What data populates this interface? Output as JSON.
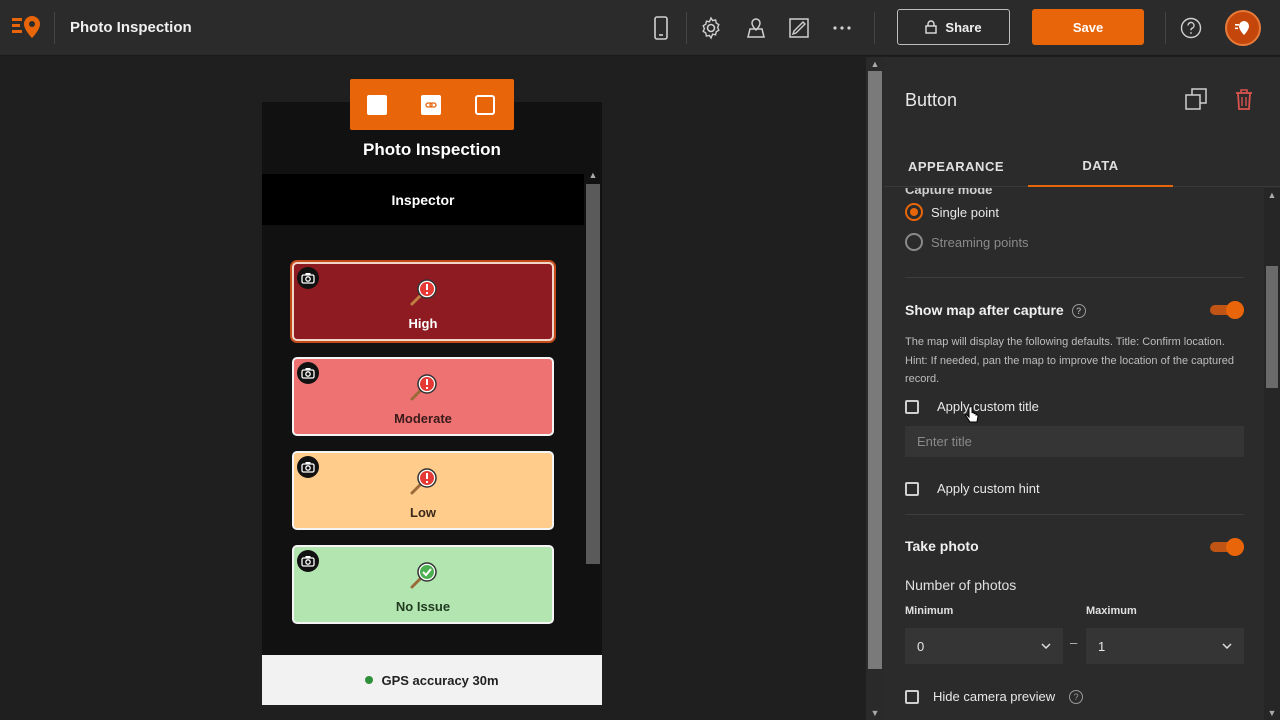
{
  "app": {
    "title": "Photo Inspection",
    "share_label": "Share",
    "save_label": "Save"
  },
  "colors": {
    "accent": "#e8650a",
    "high": "#8e1b22",
    "moderate": "#ee7272",
    "low": "#ffcc8c",
    "no_issue": "#b3e5b0"
  },
  "toolbar_icons": [
    "mobile-preview-icon",
    "gear-icon",
    "map-pin-icon",
    "edit-form-icon",
    "more-icon",
    "help-icon"
  ],
  "phone": {
    "title": "Photo Inspection",
    "inspector_label": "Inspector",
    "choices": [
      {
        "label": "High",
        "selected": true
      },
      {
        "label": "Moderate",
        "selected": false
      },
      {
        "label": "Low",
        "selected": false
      },
      {
        "label": "No Issue",
        "selected": false
      }
    ],
    "gps_text": "GPS accuracy 30m"
  },
  "panel": {
    "title": "Button",
    "tabs": [
      {
        "label": "APPEARANCE",
        "active": false
      },
      {
        "label": "DATA",
        "active": true
      }
    ],
    "capture_mode_label": "Capture mode",
    "capture_options": [
      {
        "label": "Single point",
        "selected": true
      },
      {
        "label": "Streaming points",
        "selected": false
      }
    ],
    "show_map": {
      "label": "Show map after capture",
      "enabled": true,
      "description": "The map will display the following defaults. Title: Confirm location. Hint: If needed, pan the map to improve the location of the captured record."
    },
    "custom_title": {
      "label": "Apply custom title",
      "checked": false,
      "placeholder": "Enter title"
    },
    "custom_hint": {
      "label": "Apply custom hint",
      "checked": false
    },
    "take_photo": {
      "label": "Take photo",
      "enabled": true
    },
    "number_of_photos": {
      "label": "Number of photos",
      "minimum_label": "Minimum",
      "minimum_value": "0",
      "maximum_label": "Maximum",
      "maximum_value": "1",
      "separator": "–"
    },
    "hide_camera_preview": {
      "label": "Hide camera preview",
      "checked": false
    }
  }
}
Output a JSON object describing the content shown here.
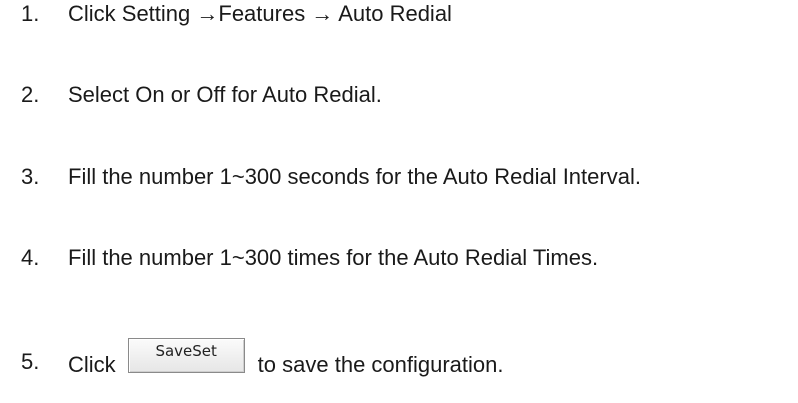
{
  "steps": [
    {
      "number": "1.",
      "text": "Click Setting →Features → Auto Redial"
    },
    {
      "number": "2.",
      "text": "Select On or Off for Auto Redial."
    },
    {
      "number": "3.",
      "text": "Fill the number 1~300 seconds for the Auto Redial Interval."
    },
    {
      "number": "4.",
      "text": "Fill the number 1~300 times for the Auto Redial Times."
    },
    {
      "number": "5.",
      "text_before": "Click",
      "button_label": "SaveSet",
      "text_after": "to save the configuration."
    }
  ]
}
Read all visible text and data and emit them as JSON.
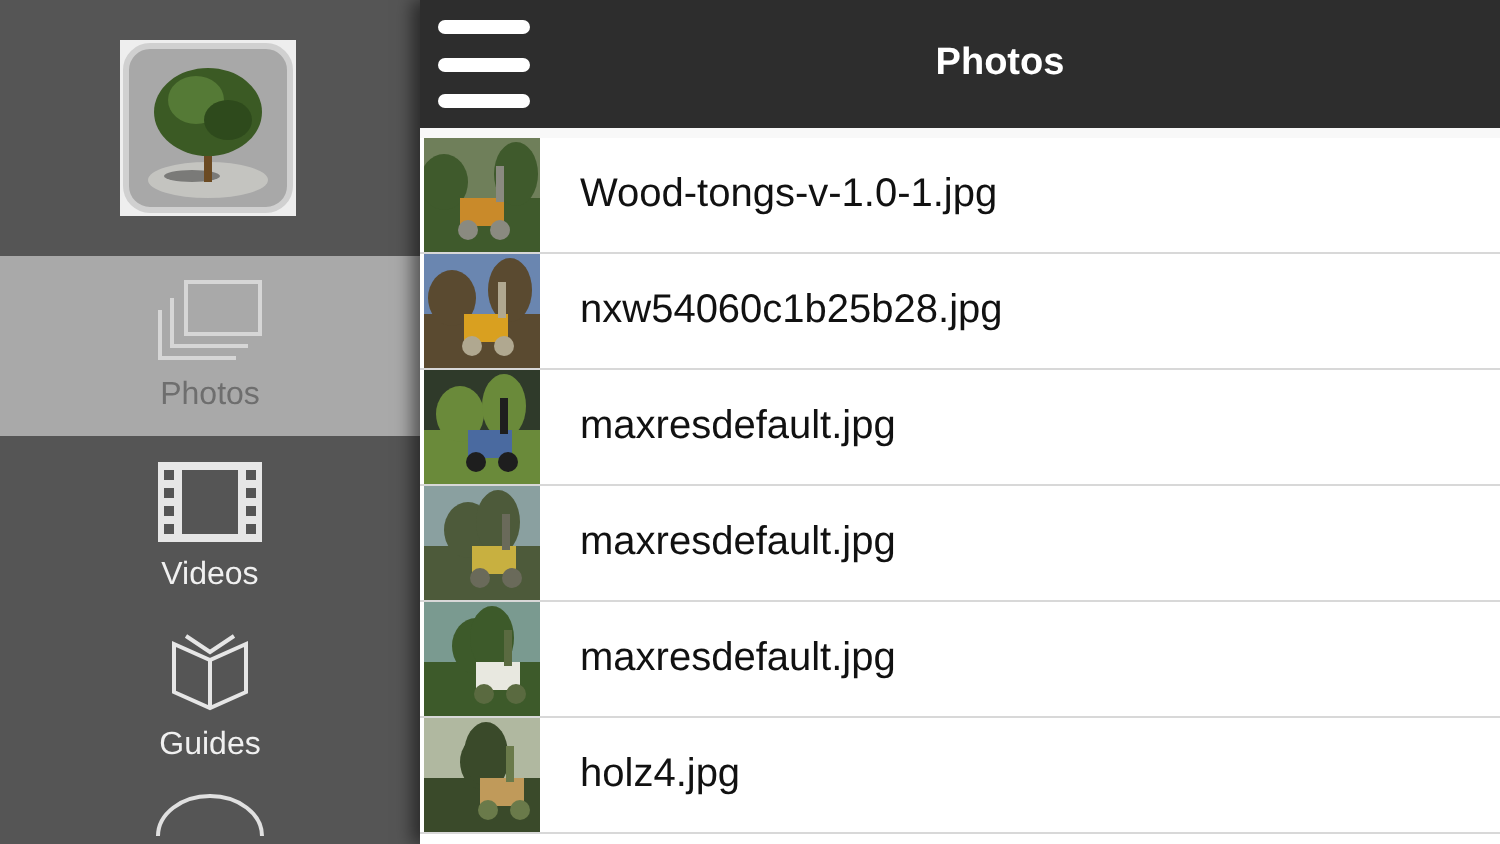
{
  "sidebar": {
    "items": [
      {
        "kind": "photos",
        "label": "Photos",
        "selected": true
      },
      {
        "kind": "videos",
        "label": "Videos",
        "selected": false
      },
      {
        "kind": "guides",
        "label": "Guides",
        "selected": false
      }
    ]
  },
  "header": {
    "title": "Photos"
  },
  "photos": [
    {
      "name": "Wood-tongs-v-1.0-1.jpg"
    },
    {
      "name": "nxw54060c1b25b28.jpg"
    },
    {
      "name": "maxresdefault.jpg"
    },
    {
      "name": "maxresdefault.jpg"
    },
    {
      "name": "maxresdefault.jpg"
    },
    {
      "name": "holz4.jpg"
    }
  ]
}
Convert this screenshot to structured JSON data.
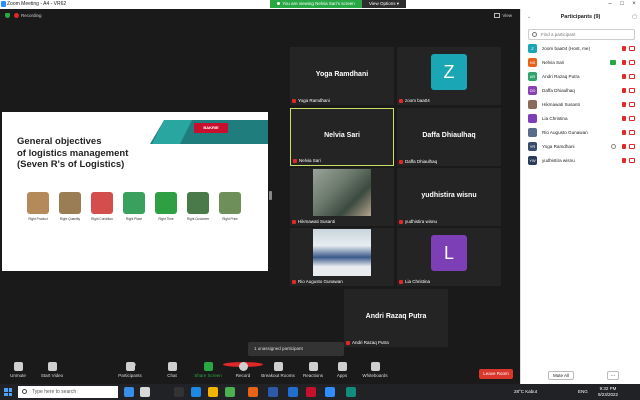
{
  "window": {
    "title": "Zoom Meeting - A4 - VR62"
  },
  "banner": {
    "sharing_text": "You are viewing Nelvia Sari's screen",
    "view_options": "View Options"
  },
  "meeting": {
    "recording_label": "Recording",
    "view_label": "View"
  },
  "slide": {
    "heading": "General objectives\nof logistics management\n(Seven R's of Logistics)",
    "logo": "BAKRIE",
    "rights": [
      {
        "label": "Right Product",
        "color": "#b48a5a"
      },
      {
        "label": "Right Quantity",
        "color": "#9a7d52"
      },
      {
        "label": "Right Condition",
        "color": "#d44e4e"
      },
      {
        "label": "Right Place",
        "color": "#3aa05e"
      },
      {
        "label": "Right Time",
        "color": "#2ea043"
      },
      {
        "label": "Right Customer",
        "color": "#4a7a4a"
      },
      {
        "label": "Right Price",
        "color": "#6f8f5a"
      }
    ]
  },
  "tiles": [
    {
      "name": "Yoga Ramdhani",
      "label": "Yoga Ramdhani",
      "kind": "name"
    },
    {
      "name": "",
      "label": "zoom baa04",
      "kind": "avatar",
      "initial": "Z",
      "color": "#1aa6b5"
    },
    {
      "name": "Nelvia Sari",
      "label": "Nelvia Sari",
      "kind": "name",
      "active": true
    },
    {
      "name": "Daffa Dhiaulhaq",
      "label": "Daffa Dhiaulhaq",
      "kind": "name"
    },
    {
      "name": "",
      "label": "Hikmawati Susanti",
      "kind": "photo"
    },
    {
      "name": "yudhistira wisnu",
      "label": "yudhistira wisnu",
      "kind": "name"
    },
    {
      "name": "",
      "label": "Rio Augusto Gunawan",
      "kind": "photo2"
    },
    {
      "name": "",
      "label": "Lia Christina",
      "kind": "avatar",
      "initial": "L",
      "color": "#7c3fb5"
    },
    {
      "name": "Andri Razaq Putra",
      "label": "Andri Razaq Putra",
      "kind": "name"
    }
  ],
  "toast": "1 unassigned participant",
  "toolbar": {
    "items": [
      "Unmute",
      "Start Video",
      "Participants",
      "Chat",
      "Share Screen",
      "Record",
      "Breakout Rooms",
      "Reactions",
      "Apps",
      "Whiteboards"
    ],
    "participant_count": "9",
    "leave": "Leave Room"
  },
  "panel": {
    "title": "Participants (9)",
    "search_placeholder": "Find a participant",
    "participants": [
      {
        "initials": "Z",
        "name": "zoom baa04 (Host, me)",
        "color": "#1aa6b5",
        "extra": "none"
      },
      {
        "initials": "NS",
        "name": "Nelvia Sari",
        "color": "#e8631a",
        "extra": "share"
      },
      {
        "initials": "AR",
        "name": "Andri Razaq Putra",
        "color": "#2ea36a",
        "extra": "none"
      },
      {
        "initials": "DD",
        "name": "Daffa Dhiaulhaq",
        "color": "#8a3fb5",
        "extra": "none"
      },
      {
        "initials": "",
        "name": "Hikmawati Susanti",
        "color": "#8a6a5a",
        "extra": "none"
      },
      {
        "initials": "",
        "name": "Lia Christina",
        "color": "#7c3fb5",
        "extra": "none"
      },
      {
        "initials": "",
        "name": "Rio Augusto Gunawan",
        "color": "#5a6a8a",
        "extra": "none"
      },
      {
        "initials": "YR",
        "name": "Yoga Ramdhani",
        "color": "#3a4a6a",
        "extra": "hand"
      },
      {
        "initials": "YW",
        "name": "yudhistira wisnu",
        "color": "#2a3a5a",
        "extra": "none"
      }
    ],
    "mute_all": "Mute All",
    "more": "..."
  },
  "taskbar": {
    "search_placeholder": "Type here to search",
    "weather": "28°C Kabut",
    "lang": "ENG",
    "time": "9:32 PM",
    "date": "9/23/2022"
  }
}
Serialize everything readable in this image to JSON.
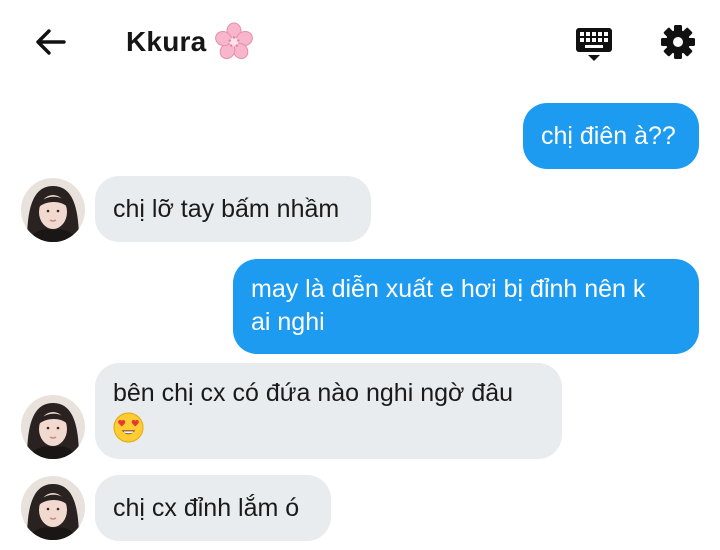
{
  "header": {
    "contact_name": "Kkura",
    "back_icon": "arrow-left-icon",
    "name_emoji": "cherry-blossom-icon",
    "keyboard_icon": "keyboard-icon",
    "settings_icon": "gear-icon"
  },
  "messages": [
    {
      "direction": "outgoing",
      "text": "chị điên à??"
    },
    {
      "direction": "incoming",
      "text": "chị lỡ tay bấm nhầm"
    },
    {
      "direction": "outgoing",
      "text": "may là diễn xuất e hơi bị đỉnh nên k\nai nghi"
    },
    {
      "direction": "incoming",
      "text": "bên chị cx có đứa nào nghi ngờ đâu",
      "emoji": "heart-eyes-emoji"
    },
    {
      "direction": "incoming",
      "text": "chị cx đỉnh lắm ó"
    }
  ],
  "colors": {
    "outgoing_bubble": "#1d9bf0",
    "incoming_bubble": "#e8ecef",
    "header_icons": "#111111"
  }
}
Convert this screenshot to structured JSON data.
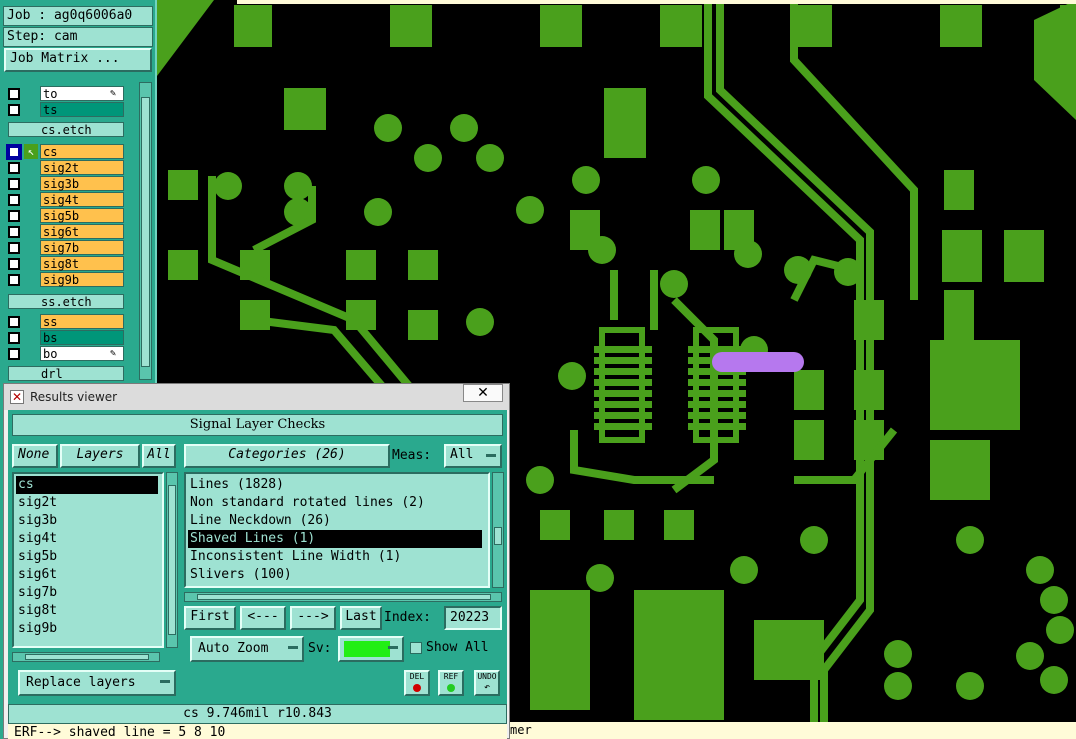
{
  "job_label": "Job : ag0q6006a0",
  "step_label": "Step: cam",
  "job_matrix_button": "Job Matrix ...",
  "layers": [
    {
      "name": "to",
      "color": "#ffffff",
      "icon": "true"
    },
    {
      "name": "ts",
      "color": "#009679",
      "icon": ""
    },
    {
      "name": "cs.etch",
      "color": "#9ee2d2",
      "icon": ""
    },
    {
      "name": "cs",
      "color": "#ffc14d",
      "icon": ""
    },
    {
      "name": "sig2t",
      "color": "#ffc14d",
      "icon": ""
    },
    {
      "name": "sig3b",
      "color": "#ffc14d",
      "icon": ""
    },
    {
      "name": "sig4t",
      "color": "#ffc14d",
      "icon": ""
    },
    {
      "name": "sig5b",
      "color": "#ffc14d",
      "icon": ""
    },
    {
      "name": "sig6t",
      "color": "#ffc14d",
      "icon": ""
    },
    {
      "name": "sig7b",
      "color": "#ffc14d",
      "icon": ""
    },
    {
      "name": "sig8t",
      "color": "#ffc14d",
      "icon": ""
    },
    {
      "name": "sig9b",
      "color": "#ffc14d",
      "icon": ""
    },
    {
      "name": "ss.etch",
      "color": "#9ee2d2",
      "icon": ""
    },
    {
      "name": "ss",
      "color": "#ffc14d",
      "icon": ""
    },
    {
      "name": "bs",
      "color": "#009679",
      "icon": ""
    },
    {
      "name": "bo",
      "color": "#ffffff",
      "icon": "true"
    },
    {
      "name": "drl",
      "color": "#9ee2d2",
      "icon": ""
    }
  ],
  "results_viewer": {
    "window_title": "Results viewer",
    "close_glyph": "✕",
    "header": "Signal Layer Checks",
    "none_button": "None",
    "layers_button": "Layers",
    "all_button": "All",
    "categories_button": "Categories (26)",
    "meas_label": "Meas:",
    "meas_value": "All",
    "layer_items": [
      "cs",
      "sig2t",
      "sig3b",
      "sig4t",
      "sig5b",
      "sig6t",
      "sig7b",
      "sig8t",
      "sig9b"
    ],
    "selected_layer": "cs",
    "category_items": [
      "Lines (1828)",
      "Non standard rotated lines (2)",
      "Line Neckdown (26)",
      "Shaved Lines (1)",
      "Inconsistent Line Width (1)",
      "Slivers (100)"
    ],
    "selected_category": "Shaved Lines (1)",
    "first_button": "First",
    "prev_button": "<---",
    "next_button": "--->",
    "last_button": "Last",
    "index_label": "Index:",
    "index_value": "20223",
    "auto_zoom": "Auto Zoom",
    "sv_label": "Sv:",
    "show_all_label": "Show All",
    "replace_layers": "Replace layers",
    "del_label": "DEL",
    "ref_label": "REF",
    "undo_label": "UNDO",
    "status_text": "cs 9.746mil  r10.843",
    "command_text": "ERF--> shaved line = 5 8 10"
  },
  "bottom_text": "mer",
  "colors": {
    "copper": "#4aa01c",
    "highlight": "#b678ee",
    "panel_bg": "#2aa98e",
    "panel_light": "#9ee2d2",
    "sv_swatch": "#22ee14"
  }
}
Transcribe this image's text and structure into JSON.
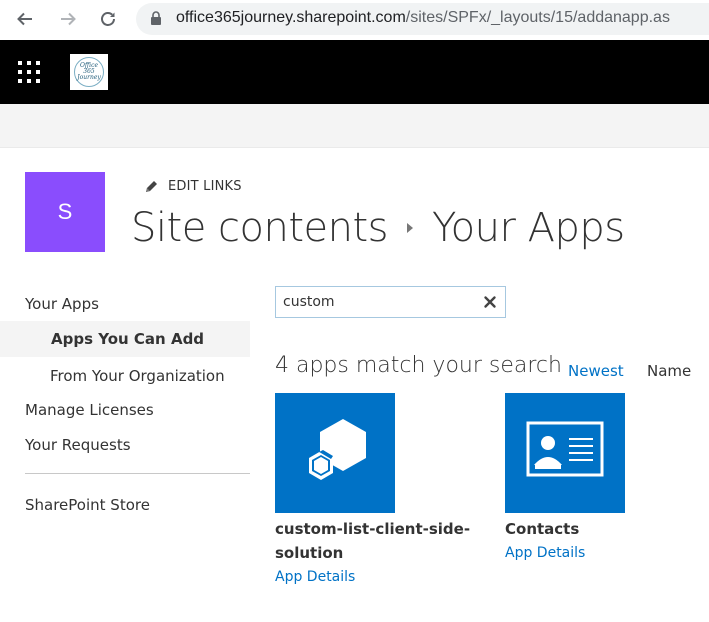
{
  "browser": {
    "url_host": "office365journey.sharepoint.com",
    "url_path": "/sites/SPFx/_layouts/15/addanapp.as"
  },
  "suite": {
    "logo_text_1": "Office 365",
    "logo_text_2": "Journey"
  },
  "site": {
    "logo_letter": "S",
    "edit_links": "EDIT LINKS",
    "breadcrumb": [
      "Site contents",
      "Your Apps"
    ]
  },
  "leftnav": {
    "items": [
      {
        "label": "Your Apps"
      },
      {
        "label": "Apps You Can Add"
      },
      {
        "label": "From Your Organization"
      },
      {
        "label": "Manage Licenses"
      },
      {
        "label": "Your Requests"
      },
      {
        "label": "SharePoint Store"
      }
    ]
  },
  "search": {
    "value": "custom"
  },
  "results": {
    "title": "4 apps match your search",
    "sort_newest": "Newest",
    "sort_name": "Name"
  },
  "apps": [
    {
      "name_line1": "custom-list-client-side-",
      "name_line2": "solution",
      "details": "App Details",
      "icon": "cubes-icon"
    },
    {
      "name_line1": "Contacts",
      "name_line2": "",
      "details": "App Details",
      "icon": "contact-card-icon"
    }
  ],
  "colors": {
    "accent": "#0072c6",
    "site_logo": "#8a4dfd",
    "suite_bar": "#000000"
  }
}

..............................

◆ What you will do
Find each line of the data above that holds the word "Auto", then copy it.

◆ Written reply
      "text": "Click Setting →Features → Auto Redial"
      "text": "Select On or Off for Auto Redial."
      "text": "Fill the number 1~300 seconds for the Auto Redial Interval."
      "text": "Fill the number 1~300 times for the Auto Redial Times."
    "auto_zoom": "Auto Zoom",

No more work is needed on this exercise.